The Rothschild conspiracy debunked
The Rothschild family served as bankers to European governments for centuries — so why are so many people afraid of them?
Why are people so afraid of the world’s biggest banking family?
When the French anti-semitic La Vieille France folded in 1923, the Jewish Telegraphic Agency offered no words of mourning for its ending, dryly noting that its publisher said it had closed shop “because of lack of support or interest”. It left little international impression in life but achieved astonishing influence after its death.
While the magazine that had once published the anti-semitic tract known as the Protocols of the Learned Elders of Zion might have found too few subscribers wanting to read about a Jewish conspiracy to control the world, articles from La Vieille France found favour among some American anti-semites who had developed an unhealthy fixation with the House of Rothschild, one of the wealthiest banking families in the world — and the object of obsessive fear and loathing.
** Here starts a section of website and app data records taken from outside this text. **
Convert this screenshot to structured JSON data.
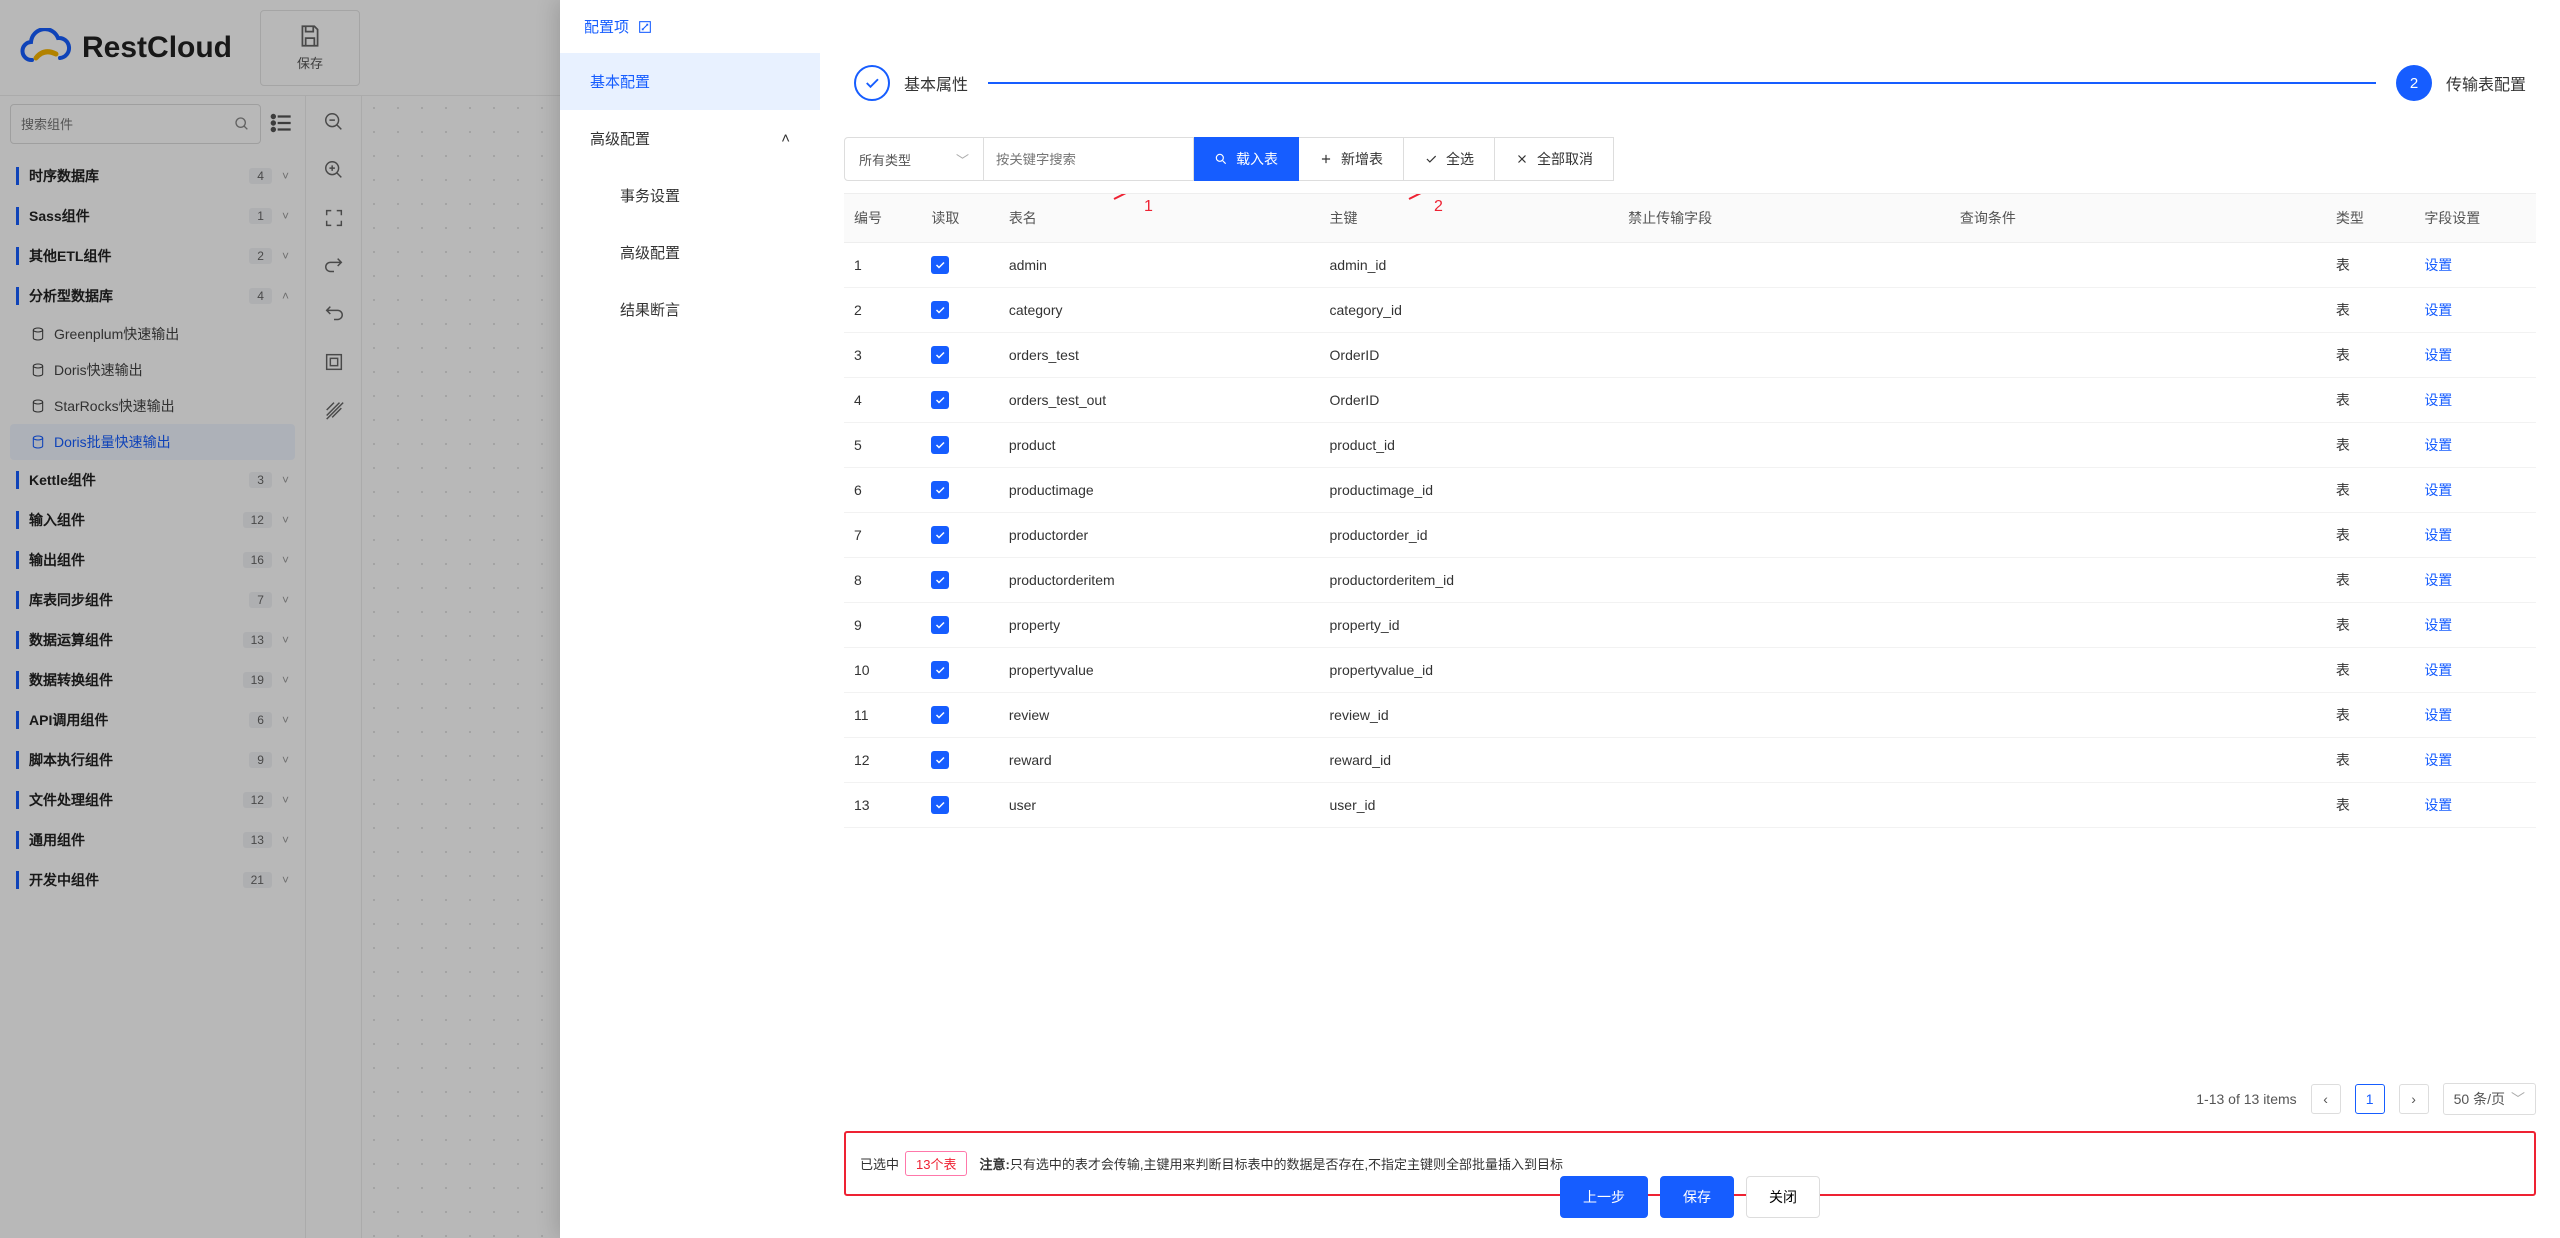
{
  "brand": {
    "name": "RestCloud"
  },
  "top": {
    "save": "保存"
  },
  "search": {
    "placeholder": "搜索组件"
  },
  "tree": [
    {
      "label": "时序数据库",
      "count": "4",
      "open": false
    },
    {
      "label": "Sass组件",
      "count": "1",
      "open": false
    },
    {
      "label": "其他ETL组件",
      "count": "2",
      "open": false
    },
    {
      "label": "分析型数据库",
      "count": "4",
      "open": true,
      "children": [
        {
          "label": "Greenplum快速输出"
        },
        {
          "label": "Doris快速输出"
        },
        {
          "label": "StarRocks快速输出"
        },
        {
          "label": "Doris批量快速输出",
          "active": true
        }
      ]
    },
    {
      "label": "Kettle组件",
      "count": "3",
      "open": false
    },
    {
      "label": "输入组件",
      "count": "12",
      "open": false
    },
    {
      "label": "输出组件",
      "count": "16",
      "open": false
    },
    {
      "label": "库表同步组件",
      "count": "7",
      "open": false
    },
    {
      "label": "数据运算组件",
      "count": "13",
      "open": false
    },
    {
      "label": "数据转换组件",
      "count": "19",
      "open": false
    },
    {
      "label": "API调用组件",
      "count": "6",
      "open": false
    },
    {
      "label": "脚本执行组件",
      "count": "9",
      "open": false
    },
    {
      "label": "文件处理组件",
      "count": "12",
      "open": false
    },
    {
      "label": "通用组件",
      "count": "13",
      "open": false
    },
    {
      "label": "开发中组件",
      "count": "21",
      "open": false
    }
  ],
  "modal": {
    "title": "配置项",
    "nav": {
      "basic": "基本配置",
      "advanced": "高级配置",
      "tx": "事务设置",
      "adv2": "高级配置",
      "assert": "结果断言"
    },
    "steps": {
      "s1": "基本属性",
      "s2num": "2",
      "s2": "传输表配置"
    },
    "toolbar": {
      "all_types": "所有类型",
      "kw_placeholder": "按关键字搜索",
      "load": "载入表",
      "add": "新增表",
      "select_all": "全选",
      "cancel_all": "全部取消"
    },
    "columns": {
      "idx": "编号",
      "read": "读取",
      "name": "表名",
      "pk": "主键",
      "forbid": "禁止传输字段",
      "cond": "查询条件",
      "type": "类型",
      "field": "字段设置"
    },
    "rows": [
      {
        "idx": "1",
        "name": "admin",
        "pk": "admin_id",
        "type": "表"
      },
      {
        "idx": "2",
        "name": "category",
        "pk": "category_id",
        "type": "表"
      },
      {
        "idx": "3",
        "name": "orders_test",
        "pk": "OrderID",
        "type": "表"
      },
      {
        "idx": "4",
        "name": "orders_test_out",
        "pk": "OrderID",
        "type": "表"
      },
      {
        "idx": "5",
        "name": "product",
        "pk": "product_id",
        "type": "表"
      },
      {
        "idx": "6",
        "name": "productimage",
        "pk": "productimage_id",
        "type": "表"
      },
      {
        "idx": "7",
        "name": "productorder",
        "pk": "productorder_id",
        "type": "表"
      },
      {
        "idx": "8",
        "name": "productorderitem",
        "pk": "productorderitem_id",
        "type": "表"
      },
      {
        "idx": "9",
        "name": "property",
        "pk": "property_id",
        "type": "表"
      },
      {
        "idx": "10",
        "name": "propertyvalue",
        "pk": "propertyvalue_id",
        "type": "表"
      },
      {
        "idx": "11",
        "name": "review",
        "pk": "review_id",
        "type": "表"
      },
      {
        "idx": "12",
        "name": "reward",
        "pk": "reward_id",
        "type": "表"
      },
      {
        "idx": "13",
        "name": "user",
        "pk": "user_id",
        "type": "表"
      }
    ],
    "row_action": "设置",
    "pager": {
      "range": "1-13 of 13 items",
      "page": "1",
      "size": "50 条/页"
    },
    "notice": {
      "prefix": "已选中",
      "count": "13个表",
      "bold": "注意:",
      "text": "只有选中的表才会传输,主键用来判断目标表中的数据是否存在,不指定主键则全部批量插入到目标"
    },
    "footer": {
      "prev": "上一步",
      "save": "保存",
      "close": "关闭"
    },
    "annot": {
      "n1": "1",
      "n2": "2"
    }
  }
}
Writing in a book published in America in 1926, the expatriate Russian count and outspoken antisemite Arthur Cherep-spiridovich, then resident in the United States, cited an article by Conrad Siem in La Vieille France as evidence that the Rothschild family were the masterminds of a global Jewish conspiracy to destroy the United States. Siem had alleged that in 1876, when he was just a teenager, German chancellor Otto von Bismarck had told him personally that Jewish bankers had purposely planned the
American Civil War and had favoured the Southern states. Siem claimed to recall Bismarck’s words perfectly:
“These bankers,” he allegedly said,
“were afraid that the United States, if they remained in one block and as one nation, would attain economical and financial independence, which would upset their financial domination over the world. The voice of the Rothschilds predominated.
They foresaw tremendous booty if they could substitute two feeble democracies, indebted to the Jewish financiers, to the vigorous republic, confident and selfproviding.” To this, Cherep-spiridovich added that the Rothschilds had ordered the murder of Abraham Lincoln for spoiling their plans.
In 1921, the anti-semitic automobile magnate Henry Ford’s Dearborn Independent, which had recently published the Protocols in English, also translated Siem’s article. Nearly a century later, the central claim of Siem’s La Vieille
“He initiated each into the ways of finance before sending them to the great capitals of Europe”